Fretting about not writing! And thinking about food–cooking and eating it! My father jokes that if I get bored of writing I can open a restaurant. I’m always on the lookout for new ingredients or recipes. I enjoy exploring different vegetable and food markets in Delhi, or having a plate of chhole at Evergreen, or the Andhra Bhawan thali or sitaphal ice cream at Natural’s in Mumbai or Bangalore. Food and cooking to me suggests the perfect balance between adventure and comfort, in Delhi as in Berlin, though one of my big pleasures in Berlin is also going on long bicycle rides around the city, which I wish I could do in Delhi as well.
NAW- Please name your favourite writers. Are there any who you’d like to name as an inspiration?
That’s a hard question, because you don’t necessarily write like the people who influenced you. It’s more about something in their work that really shook you and that stays with you vividly. Vladimir Nabokov, V.S. Naipaul, Richard Yates, Arun Kolatkar, Geoffrey Chaucer, Robert Walser and James Baldwin all had that effect on me. They all wrote books that made me want to be a writer. Recent novels that I felt a close affinity to include A Visit from the Goon Squad by Jennifer Egan, Half of a Yellow Sun by Chimamanda Adichie and Madeleine Thien’s Dogs at the Perimeter. All of the above writers are masterful stylists—the books read as if every single word was carefully chosen. And their characters are all people I somehow recognise, though they are often far away from my own experience.
NAW-What are you currently reading?
I’m reading a novel by the Australian writer Christos Tsiolkas entitled The Slap and former Cabinet Secretary T.S.R. Subramaniam’s memoir called Journeys Through Babudom and Netaland.
NAW- What will you be working on next?
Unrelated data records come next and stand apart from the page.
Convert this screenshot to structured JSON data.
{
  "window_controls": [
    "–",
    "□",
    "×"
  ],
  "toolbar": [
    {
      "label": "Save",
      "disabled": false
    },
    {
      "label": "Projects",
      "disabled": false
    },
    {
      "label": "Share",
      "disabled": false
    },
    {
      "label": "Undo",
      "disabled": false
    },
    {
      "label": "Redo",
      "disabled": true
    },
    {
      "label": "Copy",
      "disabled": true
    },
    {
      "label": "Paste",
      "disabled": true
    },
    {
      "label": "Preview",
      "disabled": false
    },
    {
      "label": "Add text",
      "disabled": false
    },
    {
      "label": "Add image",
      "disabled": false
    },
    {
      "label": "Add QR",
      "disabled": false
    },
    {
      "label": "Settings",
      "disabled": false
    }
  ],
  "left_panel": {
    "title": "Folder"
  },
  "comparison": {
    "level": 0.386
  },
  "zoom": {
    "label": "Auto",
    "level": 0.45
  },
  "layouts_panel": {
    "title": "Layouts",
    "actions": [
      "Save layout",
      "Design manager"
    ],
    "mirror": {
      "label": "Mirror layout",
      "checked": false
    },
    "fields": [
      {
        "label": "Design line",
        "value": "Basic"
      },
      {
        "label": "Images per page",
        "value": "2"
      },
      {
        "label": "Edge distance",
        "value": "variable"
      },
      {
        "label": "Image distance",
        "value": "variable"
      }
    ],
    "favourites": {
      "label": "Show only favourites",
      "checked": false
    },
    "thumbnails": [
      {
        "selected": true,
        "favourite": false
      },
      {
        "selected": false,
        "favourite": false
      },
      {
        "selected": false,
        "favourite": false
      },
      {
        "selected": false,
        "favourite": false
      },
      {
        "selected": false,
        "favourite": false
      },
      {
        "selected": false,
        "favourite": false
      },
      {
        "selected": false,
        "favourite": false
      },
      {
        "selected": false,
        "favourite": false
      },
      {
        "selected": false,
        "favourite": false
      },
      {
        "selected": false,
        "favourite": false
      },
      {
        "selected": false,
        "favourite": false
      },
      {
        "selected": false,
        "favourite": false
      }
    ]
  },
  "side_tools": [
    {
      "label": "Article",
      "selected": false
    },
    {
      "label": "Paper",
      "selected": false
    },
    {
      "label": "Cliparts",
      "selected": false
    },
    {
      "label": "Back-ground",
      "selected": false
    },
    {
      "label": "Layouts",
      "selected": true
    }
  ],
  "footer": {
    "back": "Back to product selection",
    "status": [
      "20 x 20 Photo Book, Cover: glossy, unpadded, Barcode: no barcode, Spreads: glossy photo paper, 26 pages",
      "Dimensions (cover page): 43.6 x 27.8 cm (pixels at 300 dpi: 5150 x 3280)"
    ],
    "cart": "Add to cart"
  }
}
I recently started writing my second novel, though lately I’ve been a bit distracted due to the launches of Fire Under Ash in various cities in India, where I’ve been giving readings and participating in literary festivals.